- Opening Delimiter -

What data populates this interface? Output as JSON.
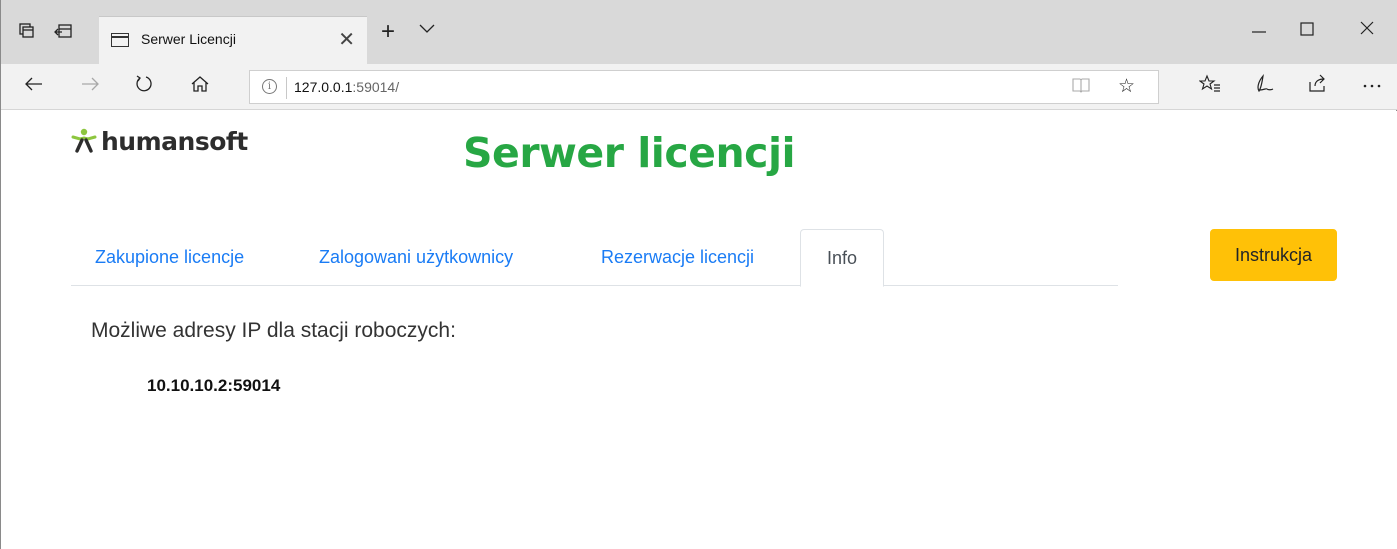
{
  "browser": {
    "tab_title": "Serwer Licencji",
    "url_host": "127.0.0.1",
    "url_port_path": ":59014/"
  },
  "page": {
    "logo_text": "humansoft",
    "title": "Serwer licencji",
    "tabs": [
      {
        "label": "Zakupione licencje",
        "active": false
      },
      {
        "label": "Zalogowani użytkownicy",
        "active": false
      },
      {
        "label": "Rezerwacje licencji",
        "active": false
      },
      {
        "label": "Info",
        "active": true
      }
    ],
    "instructions_button": "Instrukcja",
    "ip_heading": "Możliwe adresy IP dla stacji roboczych:",
    "ip_addresses": [
      "10.10.10.2:59014"
    ]
  },
  "colors": {
    "title_green": "#27a744",
    "link_blue": "#1a7cf5",
    "button_yellow": "#ffc107",
    "logo_green": "#8dc63f"
  },
  "icons": {
    "titlebar": [
      "tab-preview-icon",
      "set-aside-tabs-icon"
    ],
    "nav": [
      "back-icon",
      "forward-icon",
      "refresh-icon",
      "home-icon"
    ],
    "toolbar": [
      "favorites-hub-icon",
      "add-notes-icon",
      "share-icon",
      "more-icon"
    ]
  }
}
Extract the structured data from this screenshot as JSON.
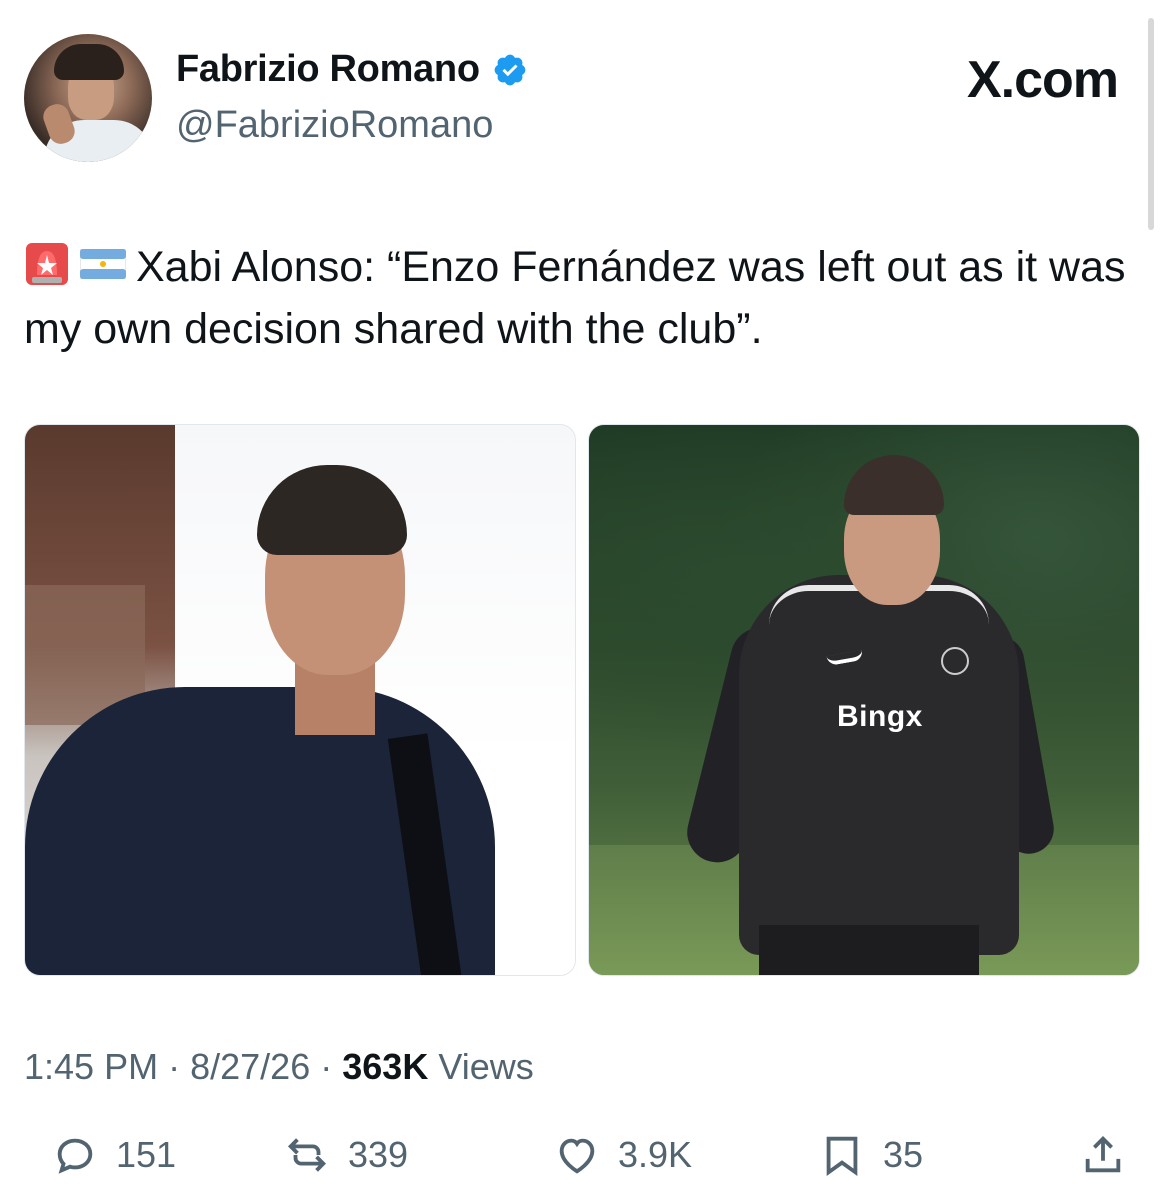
{
  "header": {
    "display_name": "Fabrizio Romano",
    "handle": "@FabrizioRomano",
    "verified": true,
    "brand": "X.com"
  },
  "tweet": {
    "emojis": [
      "rotating-light-icon",
      "argentina-flag-icon"
    ],
    "text": "Xabi Alonso: “Enzo Fernández was left out as it was my own decision shared with the club”."
  },
  "media": {
    "left_photo": "Xabi Alonso portrait",
    "right_photo": {
      "sponsor_text": "Bingx"
    }
  },
  "meta": {
    "time": "1:45 PM",
    "separator": "·",
    "date": "8/27/26",
    "views_count": "363K",
    "views_label": "Views"
  },
  "actions": {
    "replies": "151",
    "reposts": "339",
    "likes": "3.9K",
    "bookmarks": "35"
  },
  "colors": {
    "text": "#0f1419",
    "secondary": "#536471",
    "verified_blue": "#1d9bf0"
  }
}
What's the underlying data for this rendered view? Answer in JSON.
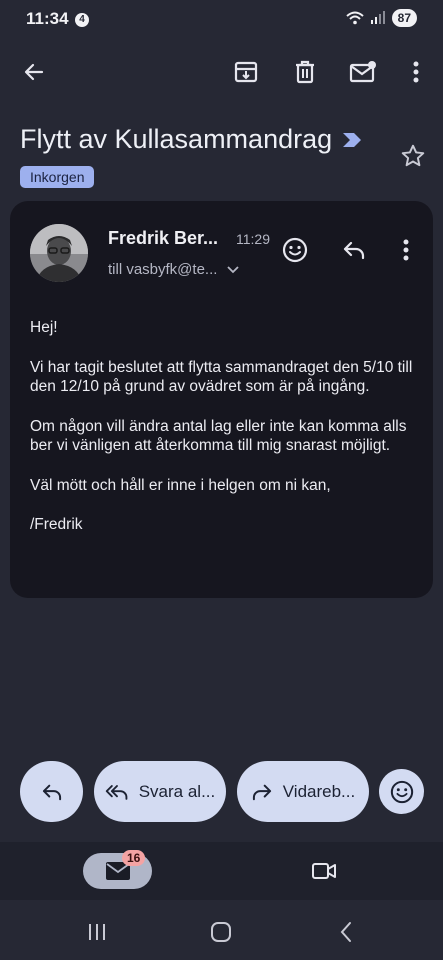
{
  "status_bar": {
    "time": "11:34",
    "notification_count": "4",
    "battery": "87"
  },
  "toolbar": {
    "back_icon": "arrow-left-icon",
    "archive_icon": "archive-icon",
    "delete_icon": "trash-icon",
    "mark_unread_icon": "mail-unread-icon",
    "more_icon": "more-vertical-icon"
  },
  "email": {
    "subject": "Flytt av Kullasammandrag",
    "label": "Inkorgen",
    "sender": "Fredrik Ber...",
    "time": "11:29",
    "recipient": "till vasbyfk@te...",
    "body": [
      "Hej!",
      "Vi har tagit beslutet att flytta sammandraget den 5/10 till den 12/10 på grund av ovädret som är på ingång.",
      "Om någon vill ändra antal lag eller inte kan komma alls ber vi vänligen att återkomma till mig snarast möjligt.",
      "Väl mött och håll er inne i helgen om ni kan,",
      "/Fredrik"
    ]
  },
  "actions": {
    "reply_all_label": "Svara al...",
    "forward_label": "Vidareb..."
  },
  "bottom_nav": {
    "mail_badge": "16"
  },
  "colors": {
    "background": "#262834",
    "card": "#16161f",
    "button": "#d3dbf2",
    "label_chip": "#9db0ee",
    "importance": "#9db0ee",
    "badge": "#f4a3a3"
  }
}
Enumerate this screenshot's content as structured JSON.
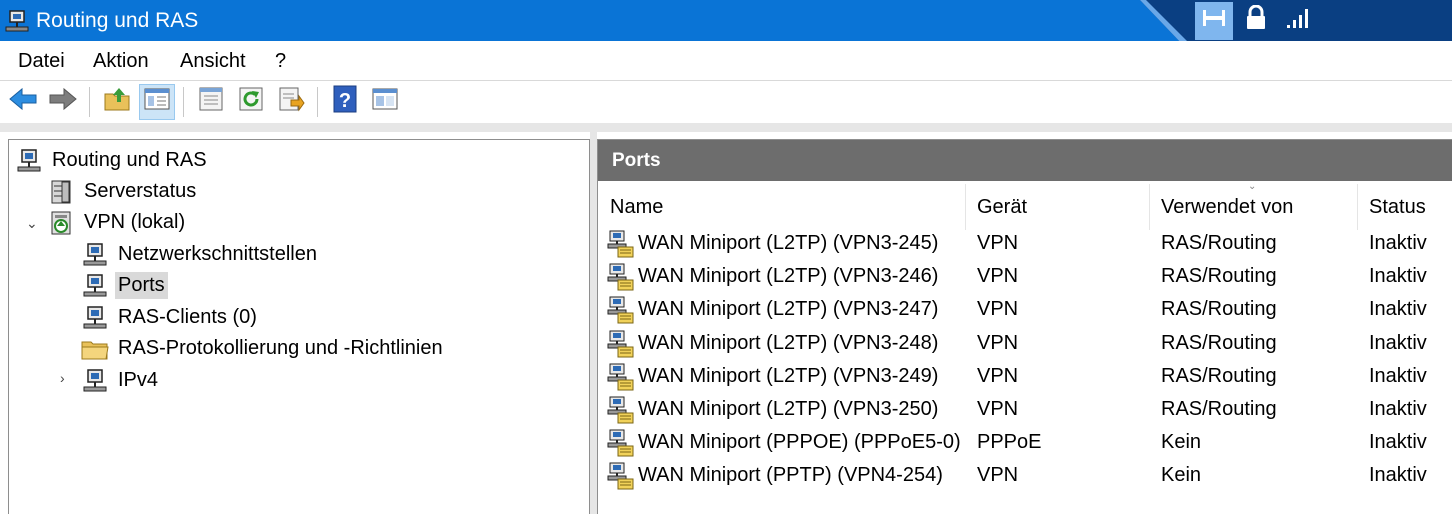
{
  "window": {
    "title": "Routing und RAS"
  },
  "menu": {
    "items": [
      "Datei",
      "Aktion",
      "Ansicht",
      "?"
    ]
  },
  "tree": {
    "items": [
      {
        "label": "Routing und RAS"
      },
      {
        "label": "Serverstatus"
      },
      {
        "label": "VPN (lokal)"
      },
      {
        "label": "Netzwerkschnittstellen"
      },
      {
        "label": "Ports"
      },
      {
        "label": "RAS-Clients (0)"
      },
      {
        "label": "RAS-Protokollierung und -Richtlinien"
      },
      {
        "label": "IPv4"
      }
    ]
  },
  "result": {
    "title": "Ports",
    "columns": [
      "Name",
      "Gerät",
      "Verwendet von",
      "Status"
    ],
    "rows": [
      {
        "name": "WAN Miniport (L2TP) (VPN3-245)",
        "device": "VPN",
        "used_by": "RAS/Routing",
        "status": "Inaktiv"
      },
      {
        "name": "WAN Miniport (L2TP) (VPN3-246)",
        "device": "VPN",
        "used_by": "RAS/Routing",
        "status": "Inaktiv"
      },
      {
        "name": "WAN Miniport (L2TP) (VPN3-247)",
        "device": "VPN",
        "used_by": "RAS/Routing",
        "status": "Inaktiv"
      },
      {
        "name": "WAN Miniport (L2TP) (VPN3-248)",
        "device": "VPN",
        "used_by": "RAS/Routing",
        "status": "Inaktiv"
      },
      {
        "name": "WAN Miniport (L2TP) (VPN3-249)",
        "device": "VPN",
        "used_by": "RAS/Routing",
        "status": "Inaktiv"
      },
      {
        "name": "WAN Miniport (L2TP) (VPN3-250)",
        "device": "VPN",
        "used_by": "RAS/Routing",
        "status": "Inaktiv"
      },
      {
        "name": "WAN Miniport (PPPOE) (PPPoE5-0)",
        "device": "PPPoE",
        "used_by": "Kein",
        "status": "Inaktiv"
      },
      {
        "name": "WAN Miniport (PPTP) (VPN4-254)",
        "device": "VPN",
        "used_by": "Kein",
        "status": "Inaktiv"
      }
    ]
  },
  "colors": {
    "titlebar": "#0a74d6",
    "pane_header": "#6d6d6d",
    "selection": "#d9d9d9",
    "toolbar_active": "#cce4f7"
  },
  "icons": {
    "toolbar": [
      "back-arrow-icon",
      "forward-arrow-icon",
      "up-folder-icon",
      "show-hide-tree-icon",
      "properties-icon",
      "refresh-icon",
      "export-list-icon",
      "help-icon",
      "mmc-console-icon"
    ],
    "connection_bar": [
      "pin-icon",
      "lock-icon",
      "signal-bars-icon"
    ]
  }
}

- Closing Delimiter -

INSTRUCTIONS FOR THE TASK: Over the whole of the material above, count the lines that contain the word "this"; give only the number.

ANSWER SECTION: 4